Day after President Bola Tinubu swore in 45 ministers who will work in his cabinet, some of them who were appointed to head newly created ministries will have to work without physical offices and government officials assigned to them, Saturday PUNCH has learnt.
Some of the new ministries were created from old and existing ones.
For instance, the Ministry of Marine and Blue Economy, which is currently headed by Gboyega Oyetola, emerged from the Ministry of Transportation currently headed by Said Alkali.
Though the two ministers were sworn in on Monday, Oyetola resumed at the Ministry of Transportation immediately while Alkali resumed at the same ministry on Tuesday.
Sources at the ministry confirmed to our correspondent that the reason why Oyetola came to the ministry on Monday and Alkali on Tuesday may not be unconnected with the fact that the two ministers may have to share the same set of directors and permanent secretary, pending the time that a full restructure took place.
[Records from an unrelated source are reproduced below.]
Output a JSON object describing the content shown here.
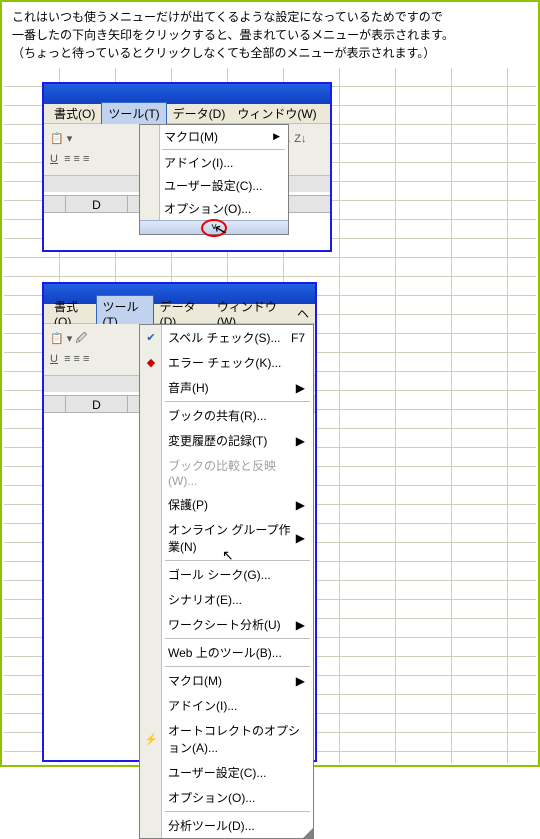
{
  "intro": {
    "line1": "これはいつも使うメニューだけが出てくるような設定になっているためですので",
    "line2": "一番したの下向き矢印をクリックすると、畳まれているメニューが表示されます。",
    "line3": "（ちょっと待っているとクリックしなくても全部のメニューが表示されます。）"
  },
  "menubar": {
    "format": "書式(O)",
    "tools": "ツール(T)",
    "data": "データ(D)",
    "window": "ウィンドウ(W)"
  },
  "menubar2_extra": "ヘ",
  "colhdr": {
    "d": "D"
  },
  "dd1": {
    "macro": "マクロ(M)",
    "addin": "アドイン(I)...",
    "userset": "ユーザー設定(C)...",
    "options": "オプション(O)..."
  },
  "dd2": {
    "spell": "スペル チェック(S)...",
    "spell_sc": "F7",
    "error": "エラー チェック(K)...",
    "speech": "音声(H)",
    "share": "ブックの共有(R)...",
    "track": "変更履歴の記録(T)",
    "compare": "ブックの比較と反映(W)...",
    "protect": "保護(P)",
    "online": "オンライン グループ作業(N)",
    "goal": "ゴール シーク(G)...",
    "scenario": "シナリオ(E)...",
    "wsanal": "ワークシート分析(U)",
    "webtool": "Web 上のツール(B)...",
    "macro": "マクロ(M)",
    "addin": "アドイン(I)...",
    "autocorr": "オートコレクトのオプション(A)...",
    "userset": "ユーザー設定(C)...",
    "options": "オプション(O)...",
    "analysis": "分析ツール(D)..."
  },
  "arrow": "▶",
  "chevdown": "˅"
}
“When some directors introduced themselves to the Minister of Marine and Blue Economy, they did not know whether they should introduce themselves as directors under the Ministry of Transport or Ministry of Marine and Blue Economy,” one of the sources at the ministry said.
At the former Ministry of Information and Culture, from which the Ministry of Information and National Orientation, led by Muhammed Idris; the Ministry of Arts, Culture and Creative Economy, led by Hannatu Musawa; and the Ministry of Tourism, headed by Lola Ade-John, were created, our correspondent learnt that the three ministers visited the ministry at the same time on Monday and addressed journalists together.
It was also gathered that as of Friday, civil servants in the ministry were still confused about the minister to report to.
Though sources within the ministry noted that there were departments that could easily be connected to a particular ministry, our correspondent learnt that the new ministries would need directors specifically tailored to their needs.
It was further gathered that the Minister of Solid Minerals, Dele Alake and his steel development counterpart, Shuaibu Audu, will continue to work with the same set of civil servants until a full restructure is carried out.
Meanwhile, our correspondent gathered that the Federal Government, through the Office of the Head of Civil Service of the Federation, has commenced the process for the appointment of new permanent secretaries to fill new and existing vacancies in the civil service.
In a memo dated August 21, 2023, and signed by the Head of Service, Folashade Yemi-Esan, it was stated that the recruitment process commenced following the approval of the President for the appointment of permanent secretaries in the federal civil service was in respect of existing vacancies for Bauchi State and the North-East geopolitical zone whose permanent secretaries had retired and impending vacancies for Ebonyi, Niger, Oyo, Katsina, Kogi State and the North-Central geo-political zone whose permanent secretaries would retire on or before December 31, 2023.
“Consequently, officers in the mainstream federal civil service who meet the following conditions are eligible to participate in the exercise: have attained the position of substantive director on Salary Grade Level 17 on or before January 1, 2021, have updated their records on the IPPIS verification portal, are from the states listed in paragraph one above, and are not retiring from service earlier than December 31, 2025. Officers undergoing disciplinary procedures are, however, excluded from the exercise,” it added.
Efforts to get the Special Adviser to the President on Media and Publicity, Ajuri Ngelale, to speak on the physical offices of the new ministers proved abortive.